FROM NEW YORK TIMES (September 23, 2013)
When insurance marketplaces open on Oct. 1, most of those shopping for coverage will be low- and moderate-income people for whom price is paramount. To hold down costs, insurers say, they have created smaller networks of doctors and hospitals than are typically found in commercial insurance. And those health care providers will, in many cases, be paid less than what they have been receiving from commercial insurers.
Some consumer advocates and health care providers are increasingly concerned. Decades of experience with MEDICAID, the program for low-income people, show that having an insurance card does not guarantee access to specialists or other providers.
Consumers should be prepared for “much tighter, narrower networks” of doctors and hospitals, said Adam M. Linker, a health policy analyst at the North Carolina Justice Center, a statewide advocacy group.
“That can be positive for consumers if it holds down premiums and drives people to higher-quality providers,” Mr. Linker said. “But there is also a risk because, under some health plans, consumers can end up with astronomical costs if they go to providers outside the network.”
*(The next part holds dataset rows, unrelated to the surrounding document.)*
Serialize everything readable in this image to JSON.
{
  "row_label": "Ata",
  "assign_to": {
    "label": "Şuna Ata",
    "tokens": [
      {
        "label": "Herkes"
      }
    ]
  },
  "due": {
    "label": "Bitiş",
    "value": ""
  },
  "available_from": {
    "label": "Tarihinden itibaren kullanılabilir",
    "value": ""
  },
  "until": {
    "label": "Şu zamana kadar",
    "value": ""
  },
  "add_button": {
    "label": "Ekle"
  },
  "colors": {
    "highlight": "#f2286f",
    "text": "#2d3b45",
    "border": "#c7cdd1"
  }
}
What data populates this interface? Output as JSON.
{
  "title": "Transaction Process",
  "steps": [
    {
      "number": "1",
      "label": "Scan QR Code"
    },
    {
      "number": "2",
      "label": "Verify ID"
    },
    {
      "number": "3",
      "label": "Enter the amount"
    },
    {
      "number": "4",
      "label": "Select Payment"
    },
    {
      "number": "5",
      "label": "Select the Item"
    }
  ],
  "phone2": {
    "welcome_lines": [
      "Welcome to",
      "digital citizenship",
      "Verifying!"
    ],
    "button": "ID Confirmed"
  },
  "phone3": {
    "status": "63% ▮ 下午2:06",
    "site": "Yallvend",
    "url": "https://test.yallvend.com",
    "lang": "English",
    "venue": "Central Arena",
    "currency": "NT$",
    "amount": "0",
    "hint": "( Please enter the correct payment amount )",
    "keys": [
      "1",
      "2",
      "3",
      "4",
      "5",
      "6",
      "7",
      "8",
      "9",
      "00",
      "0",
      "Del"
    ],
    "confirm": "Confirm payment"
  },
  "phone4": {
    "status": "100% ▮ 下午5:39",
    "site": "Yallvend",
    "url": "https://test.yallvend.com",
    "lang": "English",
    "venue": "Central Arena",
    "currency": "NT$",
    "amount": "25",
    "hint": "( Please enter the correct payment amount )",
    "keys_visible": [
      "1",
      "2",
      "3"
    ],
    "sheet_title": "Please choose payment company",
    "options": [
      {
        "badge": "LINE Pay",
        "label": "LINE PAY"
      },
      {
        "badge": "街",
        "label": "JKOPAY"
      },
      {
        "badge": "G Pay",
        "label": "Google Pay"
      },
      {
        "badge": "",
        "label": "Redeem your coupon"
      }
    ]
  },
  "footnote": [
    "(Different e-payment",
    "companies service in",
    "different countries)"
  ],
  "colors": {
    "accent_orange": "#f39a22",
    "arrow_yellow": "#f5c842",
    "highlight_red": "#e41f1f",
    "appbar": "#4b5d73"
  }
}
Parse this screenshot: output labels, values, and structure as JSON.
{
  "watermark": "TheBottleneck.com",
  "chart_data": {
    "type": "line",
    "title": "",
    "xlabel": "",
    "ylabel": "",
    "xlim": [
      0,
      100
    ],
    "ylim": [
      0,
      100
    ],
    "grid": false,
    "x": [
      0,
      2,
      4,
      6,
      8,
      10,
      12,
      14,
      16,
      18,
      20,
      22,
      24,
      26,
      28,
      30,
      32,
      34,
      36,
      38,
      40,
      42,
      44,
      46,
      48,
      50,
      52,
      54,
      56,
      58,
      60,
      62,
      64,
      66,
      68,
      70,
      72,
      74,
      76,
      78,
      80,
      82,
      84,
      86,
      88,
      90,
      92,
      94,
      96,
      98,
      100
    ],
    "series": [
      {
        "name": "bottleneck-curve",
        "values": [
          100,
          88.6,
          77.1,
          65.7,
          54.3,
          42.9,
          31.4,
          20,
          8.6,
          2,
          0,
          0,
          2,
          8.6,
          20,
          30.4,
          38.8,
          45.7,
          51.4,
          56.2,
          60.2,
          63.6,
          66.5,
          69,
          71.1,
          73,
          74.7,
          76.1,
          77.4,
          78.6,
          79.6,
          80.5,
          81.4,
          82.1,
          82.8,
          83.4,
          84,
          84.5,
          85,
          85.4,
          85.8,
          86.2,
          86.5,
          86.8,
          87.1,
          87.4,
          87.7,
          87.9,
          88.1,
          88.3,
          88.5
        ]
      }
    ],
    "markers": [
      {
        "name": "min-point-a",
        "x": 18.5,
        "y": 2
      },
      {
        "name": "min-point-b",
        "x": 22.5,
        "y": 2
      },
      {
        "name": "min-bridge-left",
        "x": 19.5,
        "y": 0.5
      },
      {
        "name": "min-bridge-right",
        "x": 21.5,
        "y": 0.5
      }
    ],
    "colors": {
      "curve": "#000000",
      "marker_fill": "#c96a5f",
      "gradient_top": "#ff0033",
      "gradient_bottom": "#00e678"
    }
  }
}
Marching orders have gone out. If you’re a Liberal or a Democrat or a Progressive, you’re supposed to fall into line and support the Administration’s Healthcare Plan or Obamacare. We don’t, and we don’t because Obamacare is NOT good for the country, it is good for a select number of Insurance Corporations.